History of the Guriwal Trail

Over the years it became overgrown with weeds and needed some much-needed attention. In March 2016 Centennial Parklands it was identified as a project that volunteers could work. With consultation with local Aboriginal community, Volunteer Programs staff and Brenden Moore, Aboriginal Educational Officer for Community Greening, it was identified as an important project to re-establish. This led to the development of a new community volunteer program to maintain this large 13,000 square metre site. The restoration has also become a popular activity for corporate volunteer groups.  

Volunteers have been instrumental in refurbishing and reinvigorating this important cultural site. They have contributed over 6,000 hours of hard graft by removing loads of invasive plants, spread over 100 cubic metres of mulch across the site, improved the trail’s accessibility, and lovingly planted over 500 native plants.  Many plants used in the Guriwal have been propagated by the Nursery Growing Group volunteers using local provenance plants where possible.

Enhancing our Aboriginal bush tucker arboretum

Work is undertaken in a sustainable and environmentally friendly way. The bushland site is an important bird habitat and corridor, we have ensured weed removal has been completed in incremental stages and a mosaic fashion ensuring food source and habitat is maintained whilst allowing regeneration of native plants.

The project has numerous opportunities.
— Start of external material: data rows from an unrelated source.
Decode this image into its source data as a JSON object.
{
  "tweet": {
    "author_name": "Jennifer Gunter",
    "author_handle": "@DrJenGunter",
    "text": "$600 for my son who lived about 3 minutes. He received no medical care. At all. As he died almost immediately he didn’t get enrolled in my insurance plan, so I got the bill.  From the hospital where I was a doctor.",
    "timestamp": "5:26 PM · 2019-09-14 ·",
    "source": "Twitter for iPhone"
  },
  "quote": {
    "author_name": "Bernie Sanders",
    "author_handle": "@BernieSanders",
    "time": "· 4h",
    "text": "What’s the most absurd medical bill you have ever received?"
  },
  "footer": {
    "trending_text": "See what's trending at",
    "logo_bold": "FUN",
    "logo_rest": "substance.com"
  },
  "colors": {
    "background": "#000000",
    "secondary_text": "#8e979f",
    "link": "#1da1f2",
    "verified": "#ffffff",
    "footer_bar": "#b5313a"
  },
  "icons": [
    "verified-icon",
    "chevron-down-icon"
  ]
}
It is a now a regular space for Centennial Parklands educational activities, local community visits, and regular visits from rehabilitation residents from the Prince of Wales Hospital. Ideas and input from community will see Aboriginal plant use interpretation installed throughout the trail and the carving of a dead Eucalypt tree by an Aboriginal artist.

Benefits of volunteering on this unique project
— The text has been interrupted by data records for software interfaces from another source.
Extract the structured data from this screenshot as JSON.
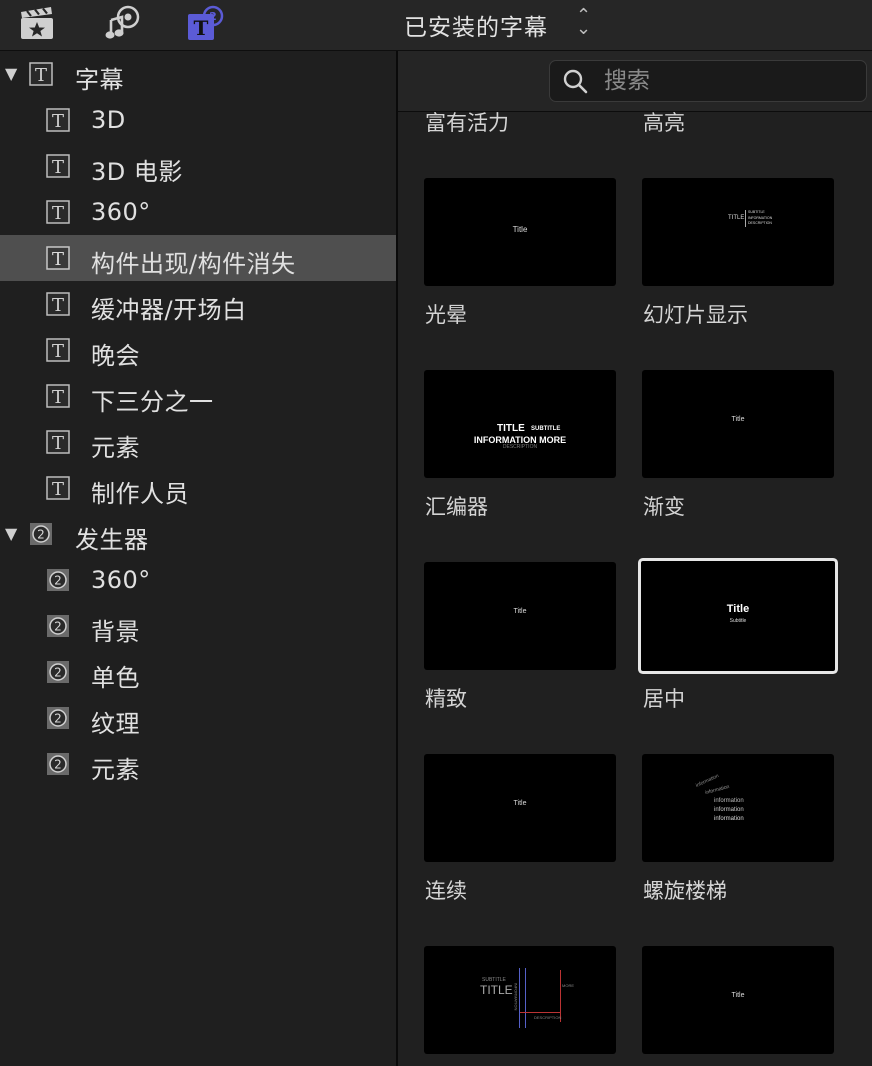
{
  "toolbar": {
    "library_title": "已安装的字幕",
    "icons": [
      "clapperboard-star-icon",
      "photos-music-icon",
      "titles-generators-icon"
    ]
  },
  "colors": {
    "accent": "#5b5bd6",
    "selection": "#4f4f4f",
    "background": "#1e1e1e"
  },
  "sidebar": {
    "titles_group": {
      "label": "字幕",
      "items": [
        {
          "label": "3D"
        },
        {
          "label": "3D 电影"
        },
        {
          "label": "360°"
        },
        {
          "label": "构件出现/构件消失",
          "selected": true
        },
        {
          "label": "缓冲器/开场白"
        },
        {
          "label": "晚会"
        },
        {
          "label": "下三分之一"
        },
        {
          "label": "元素"
        },
        {
          "label": "制作人员"
        }
      ]
    },
    "generators_group": {
      "label": "发生器",
      "items": [
        {
          "label": "360°"
        },
        {
          "label": "背景"
        },
        {
          "label": "单色"
        },
        {
          "label": "纹理"
        },
        {
          "label": "元素"
        }
      ]
    }
  },
  "search": {
    "placeholder": "搜索"
  },
  "browser": {
    "top_labels": [
      "富有活力",
      "高亮"
    ],
    "tiles": [
      {
        "name": "光晕",
        "thumb_text": "Title"
      },
      {
        "name": "幻灯片显示",
        "thumb_title": "TITLE",
        "thumb_lines": [
          "SUBTITLE",
          "INFORMATION",
          "DESCRIPTION"
        ]
      },
      {
        "name": "汇编器",
        "thumb_line1": "TITLE",
        "thumb_line1b": "SUBTITLE",
        "thumb_line2": "INFORMATION MORE",
        "thumb_line3": "DESCRIPTION"
      },
      {
        "name": "渐变",
        "thumb_text": "Title"
      },
      {
        "name": "精致",
        "thumb_text": "Title"
      },
      {
        "name": "居中",
        "thumb_title": "Title",
        "thumb_subtitle": "Subtitle",
        "selected": true
      },
      {
        "name": "连续",
        "thumb_text": "Title"
      },
      {
        "name": "螺旋楼梯",
        "thumb_lines": [
          "information",
          "information",
          "information",
          "information",
          "information"
        ]
      },
      {
        "name": "",
        "thumb_title": "TITLE",
        "thumb_subtitle": "SUBTITLE",
        "thumb_side": "MORE",
        "thumb_desc": "DESCRIPTION",
        "thumb_vertical": "INFORMATION"
      },
      {
        "name": "",
        "thumb_text": "Title"
      }
    ]
  }
}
The Guriwal Trail program has allowed volunteers to contribute to a worthy ongoing project with great health and social benefits. With all the work so far there has been an increase in diversity of native plant species and an improvement to the site aesthetics. Most importantly it is a space that will be a canvas for cultural knowledge that will be shared with Parklands visitors.
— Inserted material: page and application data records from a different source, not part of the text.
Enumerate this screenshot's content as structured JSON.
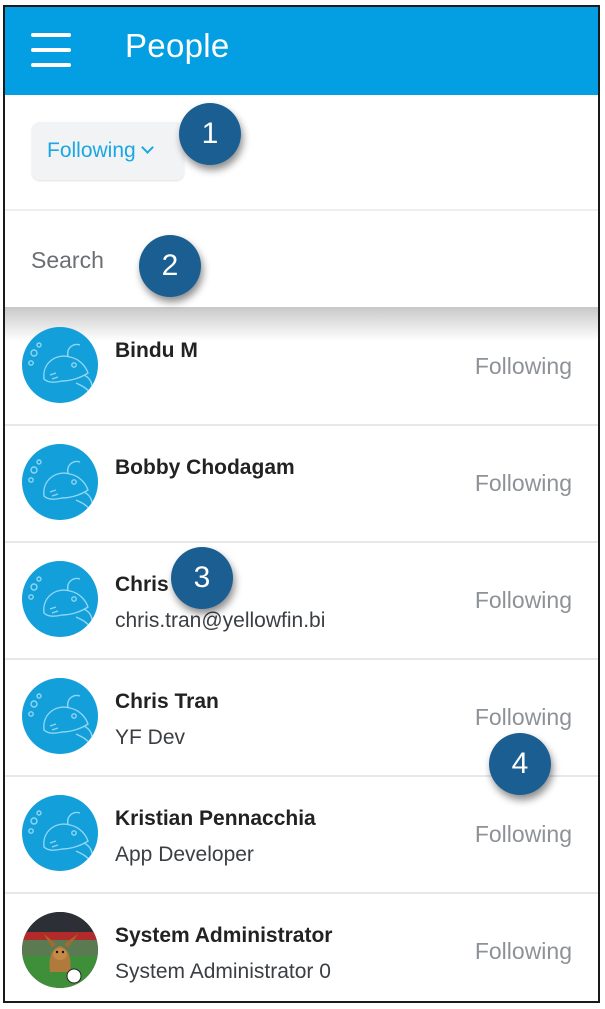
{
  "header": {
    "title": "People",
    "menu_icon": "hamburger-icon",
    "background": "#039fe2"
  },
  "filter": {
    "label": "Following",
    "icon": "chevron-down-icon",
    "color": "#1aa7e4"
  },
  "search": {
    "placeholder": "Search"
  },
  "people": [
    {
      "name": "Bindu M",
      "subtitle": "",
      "status": "Following",
      "avatar": "fish-avatar-icon"
    },
    {
      "name": "Bobby Chodagam",
      "subtitle": "",
      "status": "Following",
      "avatar": "fish-avatar-icon"
    },
    {
      "name": "Chris",
      "subtitle": "chris.tran@yellowfin.bi",
      "status": "Following",
      "avatar": "fish-avatar-icon"
    },
    {
      "name": "Chris Tran",
      "subtitle": "YF Dev",
      "status": "Following",
      "avatar": "fish-avatar-icon"
    },
    {
      "name": "Kristian Pennacchia",
      "subtitle": "App Developer",
      "status": "Following",
      "avatar": "fish-avatar-icon"
    },
    {
      "name": "System Administrator",
      "subtitle": "System Administrator 0",
      "status": "Following",
      "avatar": "dog-photo-avatar"
    }
  ],
  "callouts": [
    "1",
    "2",
    "3",
    "4"
  ]
}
It's a fantastic way to connect with like-minded people and the natural environment while learning new skills and improving your knowledge in native plant, weed identification and control methods.

Next time you’re in the Parklands, keep your eye out for this evolving and exciting project which is located between Randwick Gate and Fernley Grounds next to the bike hire and Greenhouse at Centennial Park Café.

More information about this project below.

Habitat Restoration Volunteers are required to:

  • Understand the goals and objectives of the overall project

  • Work positively and cooperatively within a diverse group

  • Work unsupervised and as part of a team depending upon the task

What do volunteers need?

  • On the day you will need preferably long sleeves and long trousers, sturdy enclosed shoes, wide-brimmed hat, water and sunscreen.

  • No experience is necessary.

  • Good physical fitness is also required – bush revegetation can be hard work.

What to expect

  • This hands-on project involves Bushcare like tasks, such as: removing invasive species, planting, installation of tree guards and important maintenance such as watering.

  • We supply onsite training, all the tools, gloves and morning tea.


Every Wednesday from 9:30am to 12:30pm

Volunteer for the Guriwal Trail Refurbishment Project

Vacancies are currently available for this program. If you are keen on being involved on a regular basis please register here, or please email us with any enquiries.

This position requires a 6 month minimum commitment of at least 9 sessions. An induction is required to participate in this program.  These take place twice a term. On registration we will contact you with the next available induction day.

Note: The Bird Habitat revegetation project works in conjunction with Guriwal Trail project under the title of Habitat Restoration program.